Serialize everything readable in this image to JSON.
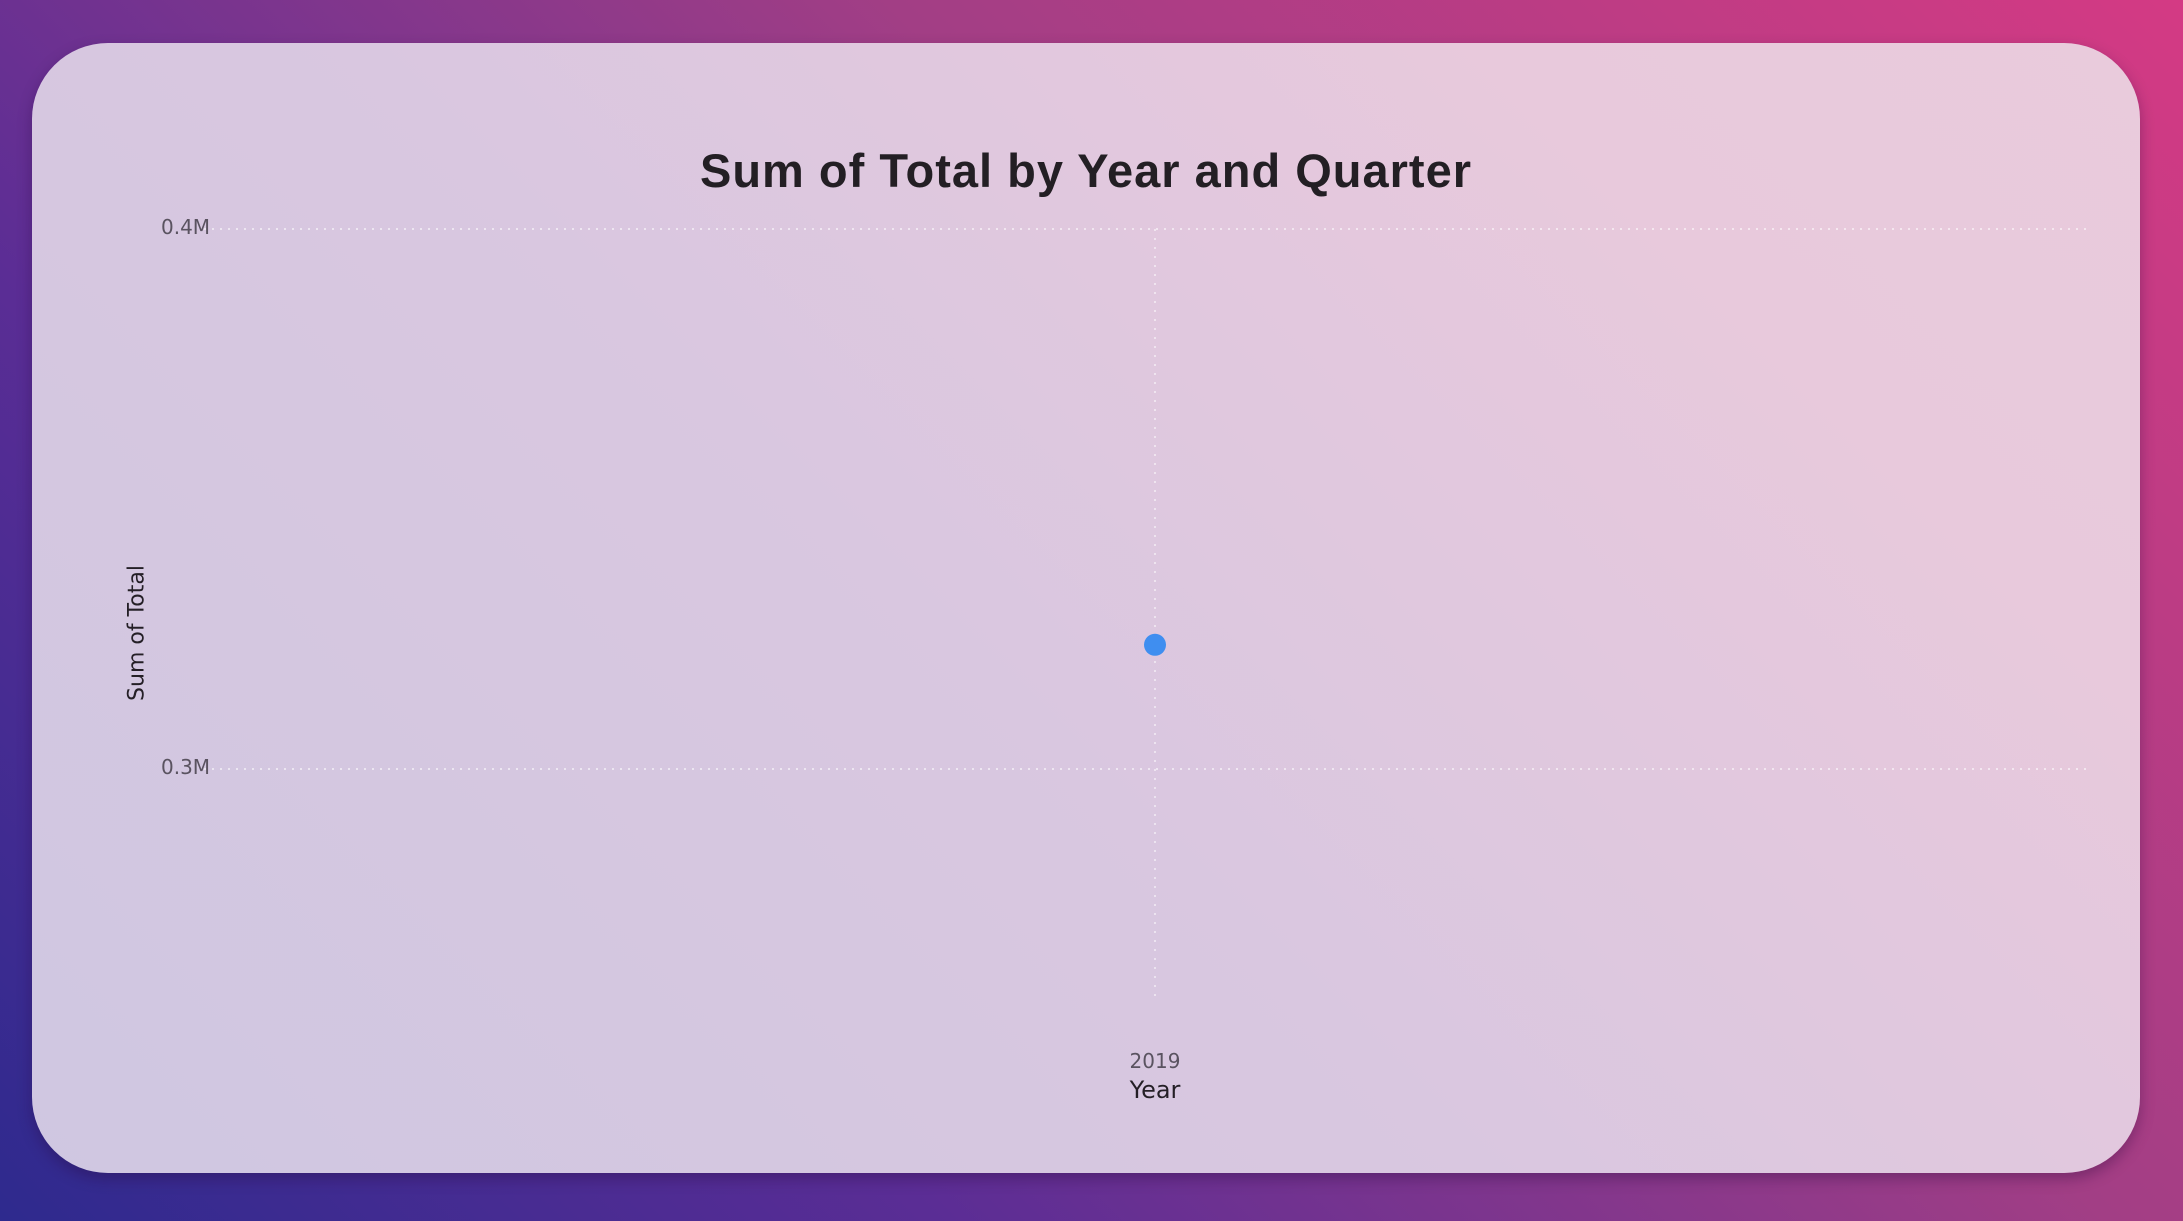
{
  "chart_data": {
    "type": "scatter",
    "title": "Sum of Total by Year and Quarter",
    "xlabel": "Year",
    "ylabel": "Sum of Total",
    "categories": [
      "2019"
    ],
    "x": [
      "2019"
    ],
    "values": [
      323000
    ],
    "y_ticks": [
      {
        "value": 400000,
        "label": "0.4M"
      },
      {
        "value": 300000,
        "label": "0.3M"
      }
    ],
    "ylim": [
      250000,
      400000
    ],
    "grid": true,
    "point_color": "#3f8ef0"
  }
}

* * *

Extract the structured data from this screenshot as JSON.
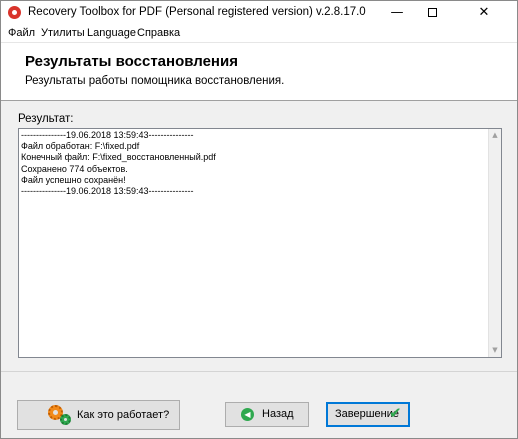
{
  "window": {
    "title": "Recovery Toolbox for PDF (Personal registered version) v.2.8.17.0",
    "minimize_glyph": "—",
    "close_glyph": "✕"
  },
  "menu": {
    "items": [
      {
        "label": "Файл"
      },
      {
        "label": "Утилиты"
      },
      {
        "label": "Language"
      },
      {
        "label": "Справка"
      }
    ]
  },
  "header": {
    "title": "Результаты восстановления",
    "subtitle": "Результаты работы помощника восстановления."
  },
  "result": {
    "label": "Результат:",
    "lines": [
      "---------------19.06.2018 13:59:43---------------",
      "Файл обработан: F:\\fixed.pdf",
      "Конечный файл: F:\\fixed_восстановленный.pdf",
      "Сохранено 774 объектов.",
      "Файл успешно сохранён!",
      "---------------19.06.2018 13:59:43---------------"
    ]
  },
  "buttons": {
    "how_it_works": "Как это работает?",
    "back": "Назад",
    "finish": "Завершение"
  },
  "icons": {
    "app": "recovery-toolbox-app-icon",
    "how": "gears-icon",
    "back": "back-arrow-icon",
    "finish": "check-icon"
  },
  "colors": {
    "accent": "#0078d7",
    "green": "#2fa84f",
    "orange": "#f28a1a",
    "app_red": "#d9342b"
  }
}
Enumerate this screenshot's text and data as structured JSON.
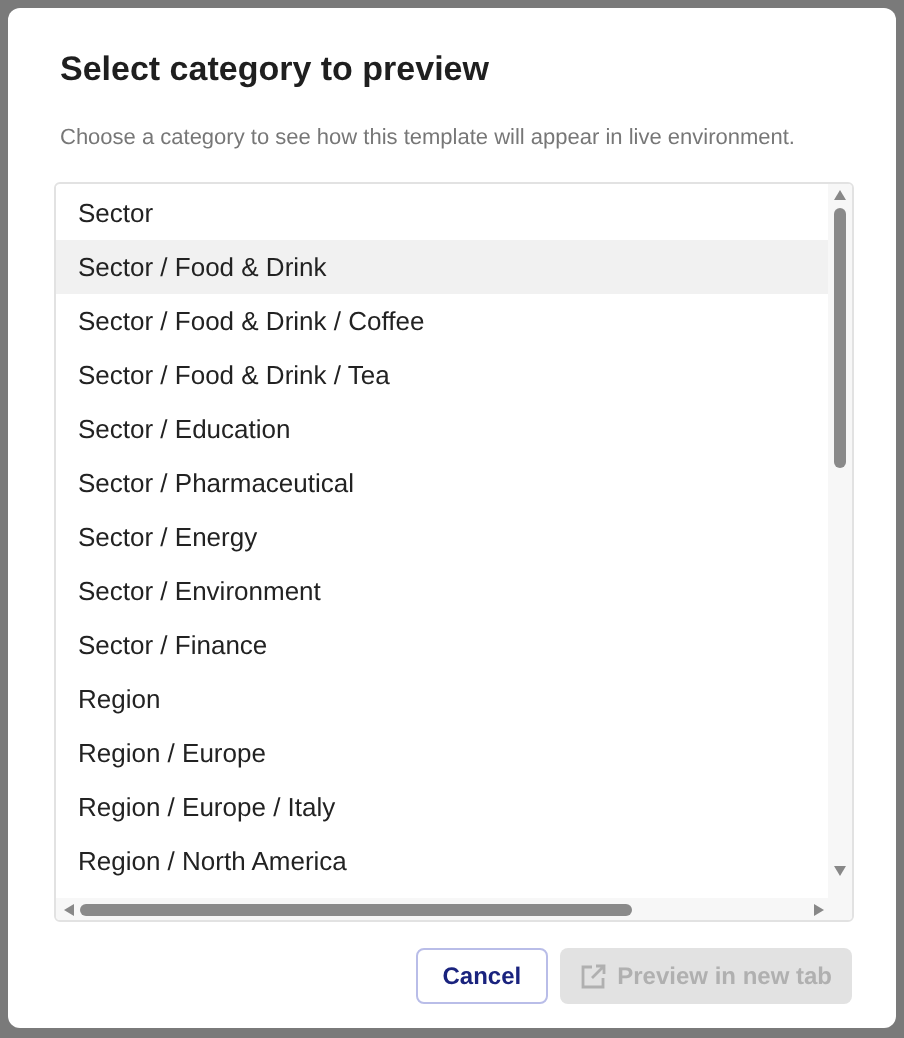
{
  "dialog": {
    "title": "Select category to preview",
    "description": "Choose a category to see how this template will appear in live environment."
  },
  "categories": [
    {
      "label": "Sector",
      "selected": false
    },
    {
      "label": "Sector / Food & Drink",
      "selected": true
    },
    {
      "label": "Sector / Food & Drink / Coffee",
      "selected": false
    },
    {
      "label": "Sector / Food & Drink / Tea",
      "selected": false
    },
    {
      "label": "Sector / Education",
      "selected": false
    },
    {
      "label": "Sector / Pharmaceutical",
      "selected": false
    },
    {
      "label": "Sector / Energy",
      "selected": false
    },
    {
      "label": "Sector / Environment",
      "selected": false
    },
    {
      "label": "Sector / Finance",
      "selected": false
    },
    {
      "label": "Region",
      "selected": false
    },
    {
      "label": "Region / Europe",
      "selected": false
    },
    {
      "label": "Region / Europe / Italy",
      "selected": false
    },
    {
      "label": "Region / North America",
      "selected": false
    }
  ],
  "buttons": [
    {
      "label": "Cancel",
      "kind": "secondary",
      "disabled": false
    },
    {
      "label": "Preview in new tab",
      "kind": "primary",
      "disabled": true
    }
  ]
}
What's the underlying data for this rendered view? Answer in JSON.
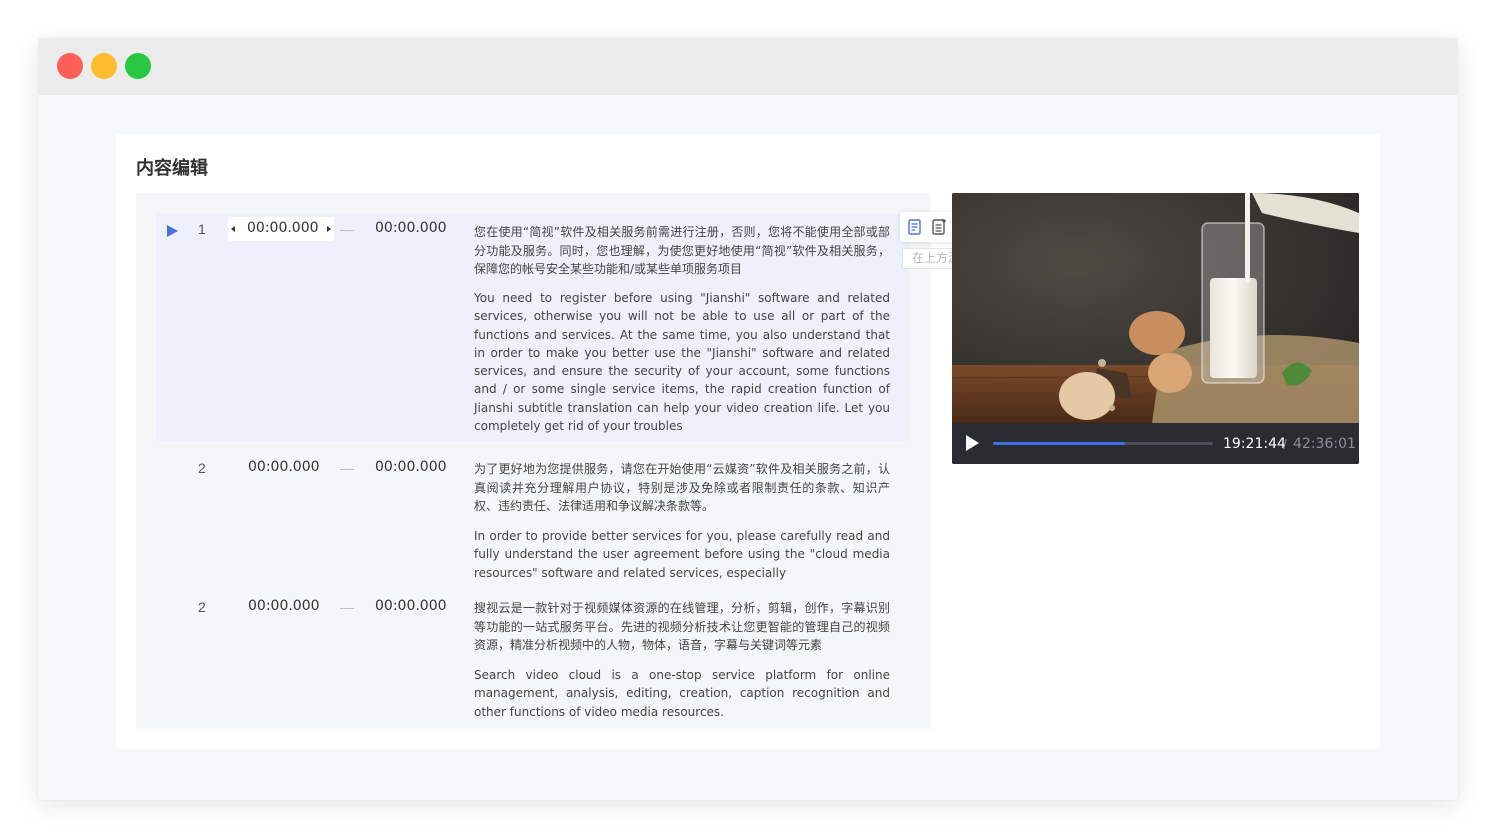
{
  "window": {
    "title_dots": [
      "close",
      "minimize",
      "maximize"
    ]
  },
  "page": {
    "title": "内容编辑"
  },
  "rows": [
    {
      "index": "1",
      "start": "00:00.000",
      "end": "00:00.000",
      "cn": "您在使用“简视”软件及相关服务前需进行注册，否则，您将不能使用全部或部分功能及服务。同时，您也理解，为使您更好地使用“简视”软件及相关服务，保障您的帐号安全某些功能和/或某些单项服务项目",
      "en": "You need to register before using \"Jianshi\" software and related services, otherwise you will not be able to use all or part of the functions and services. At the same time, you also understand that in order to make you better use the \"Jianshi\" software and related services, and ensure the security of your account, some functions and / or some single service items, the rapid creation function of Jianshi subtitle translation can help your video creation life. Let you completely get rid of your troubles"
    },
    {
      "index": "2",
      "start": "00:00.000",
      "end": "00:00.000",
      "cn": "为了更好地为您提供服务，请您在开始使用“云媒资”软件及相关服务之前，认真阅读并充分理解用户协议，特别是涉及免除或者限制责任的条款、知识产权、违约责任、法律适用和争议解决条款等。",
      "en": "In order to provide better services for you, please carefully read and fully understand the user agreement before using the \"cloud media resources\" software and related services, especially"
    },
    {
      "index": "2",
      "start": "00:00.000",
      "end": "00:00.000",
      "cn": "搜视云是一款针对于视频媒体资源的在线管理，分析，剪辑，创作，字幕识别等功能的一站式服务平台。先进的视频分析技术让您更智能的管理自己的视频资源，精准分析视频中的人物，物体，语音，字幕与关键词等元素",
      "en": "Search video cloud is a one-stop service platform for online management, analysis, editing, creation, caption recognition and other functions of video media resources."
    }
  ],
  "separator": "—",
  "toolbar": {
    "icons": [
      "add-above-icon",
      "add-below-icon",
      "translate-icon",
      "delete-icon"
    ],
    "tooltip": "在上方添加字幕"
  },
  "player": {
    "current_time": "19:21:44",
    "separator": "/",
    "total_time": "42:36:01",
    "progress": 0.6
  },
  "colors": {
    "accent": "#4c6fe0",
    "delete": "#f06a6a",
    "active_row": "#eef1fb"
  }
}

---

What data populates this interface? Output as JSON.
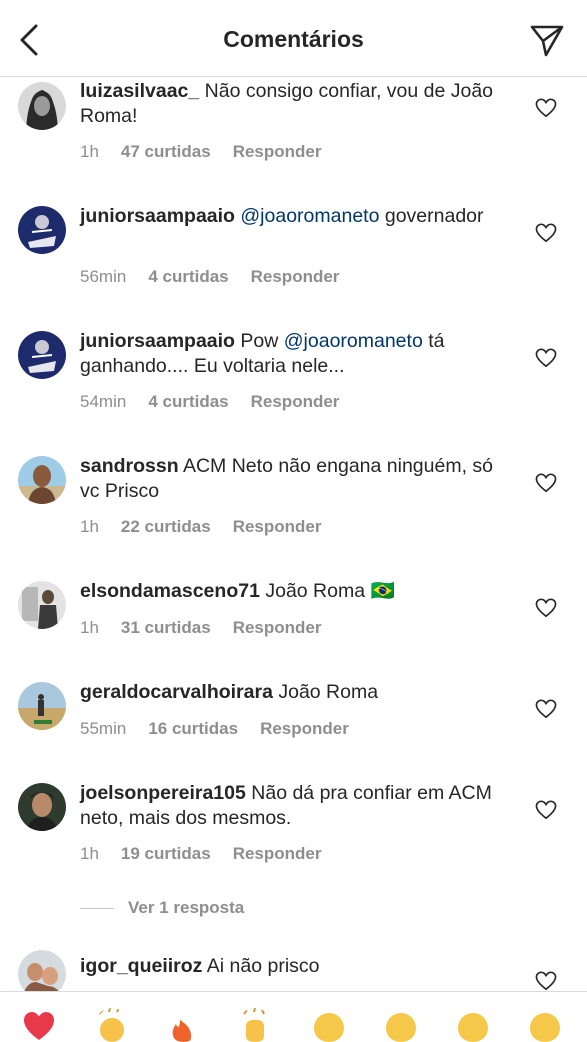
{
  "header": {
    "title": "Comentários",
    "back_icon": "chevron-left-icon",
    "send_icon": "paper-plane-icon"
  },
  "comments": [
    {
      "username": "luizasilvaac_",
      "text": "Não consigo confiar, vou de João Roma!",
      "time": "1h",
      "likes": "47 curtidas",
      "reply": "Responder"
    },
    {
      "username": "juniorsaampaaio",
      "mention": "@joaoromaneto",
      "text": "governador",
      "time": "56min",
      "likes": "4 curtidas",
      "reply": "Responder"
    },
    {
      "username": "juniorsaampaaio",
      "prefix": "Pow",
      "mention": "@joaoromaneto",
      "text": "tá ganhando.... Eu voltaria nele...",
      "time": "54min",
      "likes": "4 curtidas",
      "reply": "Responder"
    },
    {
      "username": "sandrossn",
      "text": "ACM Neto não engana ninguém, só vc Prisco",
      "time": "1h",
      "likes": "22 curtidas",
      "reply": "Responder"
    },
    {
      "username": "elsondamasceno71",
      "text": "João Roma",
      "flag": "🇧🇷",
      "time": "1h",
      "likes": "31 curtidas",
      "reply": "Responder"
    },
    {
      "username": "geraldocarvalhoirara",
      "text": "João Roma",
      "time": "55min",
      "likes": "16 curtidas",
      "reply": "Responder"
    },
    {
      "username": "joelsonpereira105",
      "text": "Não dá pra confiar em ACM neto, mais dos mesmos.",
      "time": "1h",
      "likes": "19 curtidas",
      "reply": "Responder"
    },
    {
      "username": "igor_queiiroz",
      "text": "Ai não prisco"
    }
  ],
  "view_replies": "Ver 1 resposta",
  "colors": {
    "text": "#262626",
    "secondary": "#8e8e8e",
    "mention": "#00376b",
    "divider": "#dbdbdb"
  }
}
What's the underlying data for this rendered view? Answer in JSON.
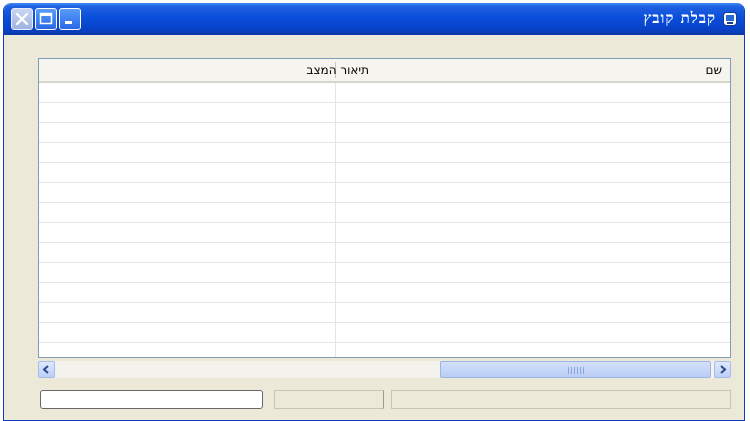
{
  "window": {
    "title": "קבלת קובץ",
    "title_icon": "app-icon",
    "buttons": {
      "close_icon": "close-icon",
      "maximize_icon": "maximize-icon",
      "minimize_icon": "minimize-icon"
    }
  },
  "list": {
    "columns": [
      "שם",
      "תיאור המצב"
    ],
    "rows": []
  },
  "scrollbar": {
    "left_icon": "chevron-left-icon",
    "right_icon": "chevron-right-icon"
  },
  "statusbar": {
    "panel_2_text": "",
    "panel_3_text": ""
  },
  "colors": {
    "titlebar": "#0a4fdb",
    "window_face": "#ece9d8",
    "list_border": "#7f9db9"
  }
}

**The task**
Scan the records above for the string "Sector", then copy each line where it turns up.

**Exercise response**
      "label": "Sector",
      "label": "Sector / Food & Drink",
      "label": "Sector / Food & Drink / Coffee",
      "label": "Sector / Food & Drink / Tea",
      "label": "Sector / Education",
      "label": "Sector / Pharmaceutical",
      "label": "Sector / Energy",
      "label": "Sector / Environment",
      "label": "Sector / Finance",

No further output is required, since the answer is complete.